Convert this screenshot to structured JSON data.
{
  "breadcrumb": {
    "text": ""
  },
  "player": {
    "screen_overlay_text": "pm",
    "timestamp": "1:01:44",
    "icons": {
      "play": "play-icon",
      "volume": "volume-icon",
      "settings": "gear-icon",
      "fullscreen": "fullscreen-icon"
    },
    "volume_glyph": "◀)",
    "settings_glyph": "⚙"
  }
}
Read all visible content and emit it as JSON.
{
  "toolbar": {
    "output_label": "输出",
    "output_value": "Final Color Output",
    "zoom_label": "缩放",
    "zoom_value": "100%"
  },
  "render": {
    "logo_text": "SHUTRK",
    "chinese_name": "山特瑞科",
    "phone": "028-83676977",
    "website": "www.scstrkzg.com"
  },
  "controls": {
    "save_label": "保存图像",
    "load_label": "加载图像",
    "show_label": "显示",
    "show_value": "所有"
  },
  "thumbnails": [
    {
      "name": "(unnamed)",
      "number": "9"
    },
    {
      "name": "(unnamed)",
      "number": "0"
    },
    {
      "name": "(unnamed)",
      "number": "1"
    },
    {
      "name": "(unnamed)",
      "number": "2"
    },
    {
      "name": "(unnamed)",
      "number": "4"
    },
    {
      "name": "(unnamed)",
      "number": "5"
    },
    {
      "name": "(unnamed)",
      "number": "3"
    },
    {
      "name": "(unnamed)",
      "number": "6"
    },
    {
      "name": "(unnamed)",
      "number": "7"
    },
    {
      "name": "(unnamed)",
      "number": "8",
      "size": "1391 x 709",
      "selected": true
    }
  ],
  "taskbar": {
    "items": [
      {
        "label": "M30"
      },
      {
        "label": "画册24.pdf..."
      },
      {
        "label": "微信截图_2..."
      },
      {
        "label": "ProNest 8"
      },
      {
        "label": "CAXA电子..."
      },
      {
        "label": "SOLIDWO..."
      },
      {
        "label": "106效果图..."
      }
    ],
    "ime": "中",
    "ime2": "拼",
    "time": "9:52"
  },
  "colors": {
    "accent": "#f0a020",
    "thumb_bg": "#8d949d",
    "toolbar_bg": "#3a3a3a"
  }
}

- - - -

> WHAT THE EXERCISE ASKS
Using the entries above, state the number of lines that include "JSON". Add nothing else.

> WRITTEN SOLUTION
2